As I write this, the New Horizons probe is less than 5 minutes away from its closest approach to Jupiter, on its way to Pluto. It is using Jupiter's gravitational pull to gain speed, which will allow it to get to Pluto much earlier than it would normally. Still, it will take 8 more years to get there: the closest approach to Pluto will happen on 14 July 2015 (Bastille Day).
New Horizons was launched just over one year ago, on 19 January 2006, and the fact that it made it to Jupiter in less than 14 months is a good demonstration of how fast this probe is (and the fact that the trip to Pluto will still take almost 10 years is a good demonstration of how large our solar system is...). The gravity-assist manoeuvre around Jupiter is accelerating it to over 83,000 km/h (from just under 70,000) and will send it flying through Jupiter's magnetosphere "tail", the result of the interaction between the solar wind and Jupiter's magnetic field; New Horizons will be the first probe ever to fly through this area, and the data it sends back should be interesting.
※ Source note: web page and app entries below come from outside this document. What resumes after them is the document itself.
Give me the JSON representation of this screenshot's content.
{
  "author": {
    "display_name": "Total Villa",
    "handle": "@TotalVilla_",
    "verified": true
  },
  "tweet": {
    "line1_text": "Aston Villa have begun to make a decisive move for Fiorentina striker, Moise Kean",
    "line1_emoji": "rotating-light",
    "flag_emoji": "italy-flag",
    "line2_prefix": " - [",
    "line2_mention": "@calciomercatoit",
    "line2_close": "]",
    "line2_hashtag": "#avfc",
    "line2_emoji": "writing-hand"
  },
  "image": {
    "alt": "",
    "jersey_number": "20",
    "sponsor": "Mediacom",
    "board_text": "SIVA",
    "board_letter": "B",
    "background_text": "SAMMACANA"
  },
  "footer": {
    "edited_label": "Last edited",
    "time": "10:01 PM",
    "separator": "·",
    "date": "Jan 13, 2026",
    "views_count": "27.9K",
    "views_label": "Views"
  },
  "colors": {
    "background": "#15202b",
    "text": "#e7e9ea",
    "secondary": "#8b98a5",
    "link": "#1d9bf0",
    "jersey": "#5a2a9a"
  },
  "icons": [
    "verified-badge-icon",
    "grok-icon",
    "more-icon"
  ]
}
After that (from June onwards, probably) the probe will mostly hibernate until it meets Pluto, as there is nothing really interesting on the way there. Jupiter data should start appearing in New Horizon's web site soon, and you can use the same web site to follow the probe's progress through the outer solar system.